Why was JAWStats made?
There were two main reasons behind the decision to create JAWStats.
Firstly, with no criticism of AWStats whatsoever (if it wasn’t for them, I wouldn’t be writing this, would I?), the way AWStats creates static HTML pages seems processor intensive. Like many developers, I have multiple websites hosted on rented shared servers, all requiring detailed stats; continually running AWStats eats up valuable resources on these machines. This does nobody any good. JAWStats attempts to take as much processing away from the server as possible, letting the web browser take over as much as it can.
Secondly, I simply wanted to see my data laid out differently. I like big, bold graphs, charts and calendars. That’s just me.
What are the benefits of using JAWStats?
Apart from the potential to reduce the processing overhead associated with AWStats, simply put, if you’re already using AWStats, adding this interface is incredibly easy. An experienced user can be running in under a minute; it only has one tiny file to edit and can handle as many or as few sets of statistics as you wish from one installation. If you don’t like it, just wipe it, JAWStats doesn’t interfere with AWStats in any way.
It is very easy to switch which month of stats you wish to view, it even remembers which page you were on so month-by-month comparison is easy. The ability to switch between the logs of different sites you may own is just two-clicks away also. For those of you who might not like the idea of this feature – a freelance web developer not wanting Client A viewing Client B‘s stats, for example – you’ll be pleased to know it is easily switched off!
Updating your stats via the interface is also possible (just as it is with regular AWStats), but it has an increased buffer of security. AWStats did (does?) suffer from vulnerabilities to malicious attack; I believe (hope?) I have removed that issue here.
In essence though, I’m not trying to “beat” AWStats. I haven’t rewritten anything, I just read the logs AWStats creates. I’d like to think that JAWStats provides – or at least will provide – greater depth of information than AWStats does by default. I’d like to think it does this in a more readable format.
Finally, although at the time of writing only a default design is available, JAWStats has been written very much with the idea of “themes” in mind. You are more than welcome to design your own JAWStats look and feel and skin it as you like. If there is enough interest in future, user generated themes will be made available via this website.
Only one that I can really think of, but it doesn’t bother me, so there!
Joking aside, there is more clicking (but less scrolling) involved. When you first view the page, the core piece of information you want to see is displayed: how many people are coming to my site at the present time*. 95% of the time, that’s all I care about. If, however, you want to go drilling down further for more information, then you have to click to do so. In the clicking vs. scrolling debate, I prefer clicking.
At the time of writing this software is firmly in beta. It currently works only with AWStats default settings. This is highly likely to change in future, but for now, this is the state of play.
* Actually, you can set the default page view to be any one you like.
What are the system requirements?
The sole requirement is that the server must have PHP installed; no databases or special includes or plugins are used or required at all.
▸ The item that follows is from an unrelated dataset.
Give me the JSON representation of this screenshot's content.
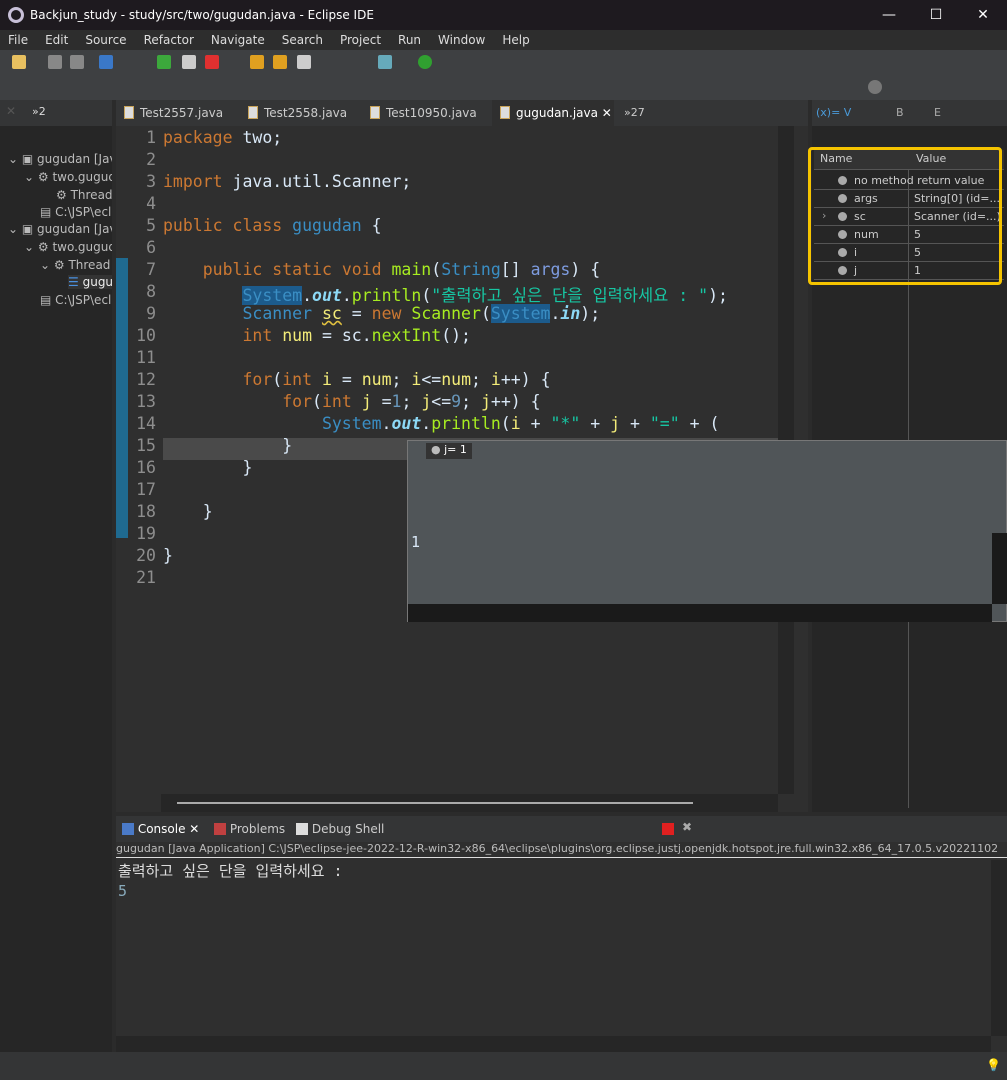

Obviously, AWStats must be already installed and working on the server too. You’ll need a half decent web browser get the best out of it.
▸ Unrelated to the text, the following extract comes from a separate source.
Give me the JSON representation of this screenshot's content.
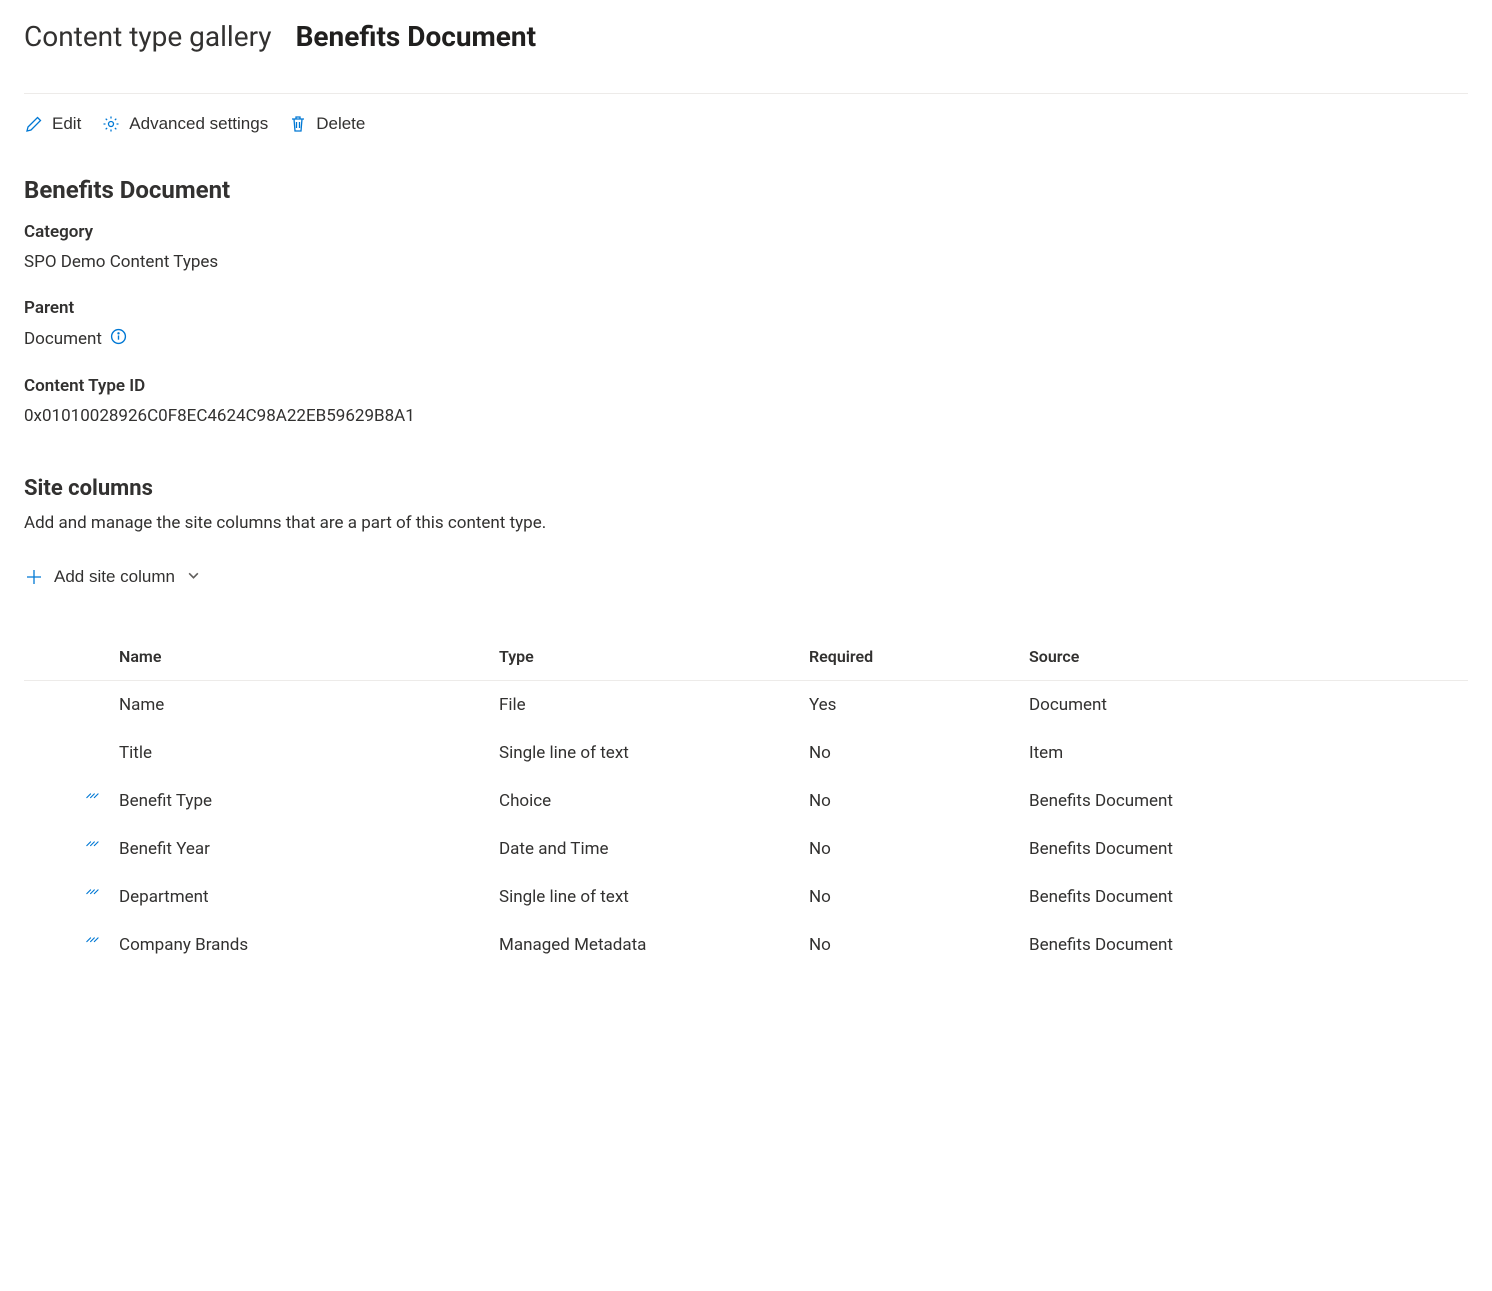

How does JAWStats work?
AWStats is standalone software in it’s own right. It doesn’t need JAWStats or anything else to do it’s job. JAWStats however relies on AWStats log files to work.
JAWStats reads the log file(s) created by AWStats. AWStats must run as normal on your server, but the process of building HTML pages is no longer mandatory. If you choose to try, but not keep JAWStats, then simply remove it from your server and go back to having AWStats create the pages you view. All of this is discussed in detail in the JAWStats documentation.
Why is it called JAWStats?
How much does JAWStats cost?
Nothing. It, like AWStats, is free software released under the MIT Licence.